» WORK TASK
Pick every line with "icon" from the material below.

» EXERCISE MATERIAL
╔══

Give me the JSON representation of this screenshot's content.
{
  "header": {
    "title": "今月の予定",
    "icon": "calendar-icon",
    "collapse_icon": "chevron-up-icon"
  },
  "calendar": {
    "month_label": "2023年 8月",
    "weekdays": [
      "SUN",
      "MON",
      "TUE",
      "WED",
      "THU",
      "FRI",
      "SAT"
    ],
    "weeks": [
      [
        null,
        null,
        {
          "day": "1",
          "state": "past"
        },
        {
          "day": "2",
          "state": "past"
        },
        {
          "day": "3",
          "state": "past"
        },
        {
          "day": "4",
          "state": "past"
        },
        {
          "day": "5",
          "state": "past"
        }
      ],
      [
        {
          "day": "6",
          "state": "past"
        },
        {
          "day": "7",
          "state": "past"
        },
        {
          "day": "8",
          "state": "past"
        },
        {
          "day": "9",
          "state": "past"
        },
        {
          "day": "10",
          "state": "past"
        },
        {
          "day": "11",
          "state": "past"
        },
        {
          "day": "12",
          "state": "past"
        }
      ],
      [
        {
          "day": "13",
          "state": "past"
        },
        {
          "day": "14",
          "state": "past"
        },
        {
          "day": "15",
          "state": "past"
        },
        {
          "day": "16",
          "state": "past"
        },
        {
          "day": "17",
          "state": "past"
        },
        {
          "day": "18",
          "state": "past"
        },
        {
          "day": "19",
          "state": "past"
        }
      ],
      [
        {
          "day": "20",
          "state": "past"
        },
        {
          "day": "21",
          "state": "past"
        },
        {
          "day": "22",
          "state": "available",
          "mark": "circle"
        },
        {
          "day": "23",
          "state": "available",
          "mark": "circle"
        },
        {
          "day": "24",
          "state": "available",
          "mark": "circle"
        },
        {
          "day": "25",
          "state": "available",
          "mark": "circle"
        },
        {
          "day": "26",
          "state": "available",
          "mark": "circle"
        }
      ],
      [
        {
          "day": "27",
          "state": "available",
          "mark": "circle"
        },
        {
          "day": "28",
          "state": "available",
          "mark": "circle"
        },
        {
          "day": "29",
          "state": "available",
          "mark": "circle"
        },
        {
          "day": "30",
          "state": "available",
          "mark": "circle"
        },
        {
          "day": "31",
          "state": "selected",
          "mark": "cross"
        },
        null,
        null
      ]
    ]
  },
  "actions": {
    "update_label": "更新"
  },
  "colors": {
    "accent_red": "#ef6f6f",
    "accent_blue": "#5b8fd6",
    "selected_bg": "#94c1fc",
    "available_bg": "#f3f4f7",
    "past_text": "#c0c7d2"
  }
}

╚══

» OUTPUT FOR THIS TASK
    "icon": "calendar-icon",
    "collapse_icon": "chevron-up-icon"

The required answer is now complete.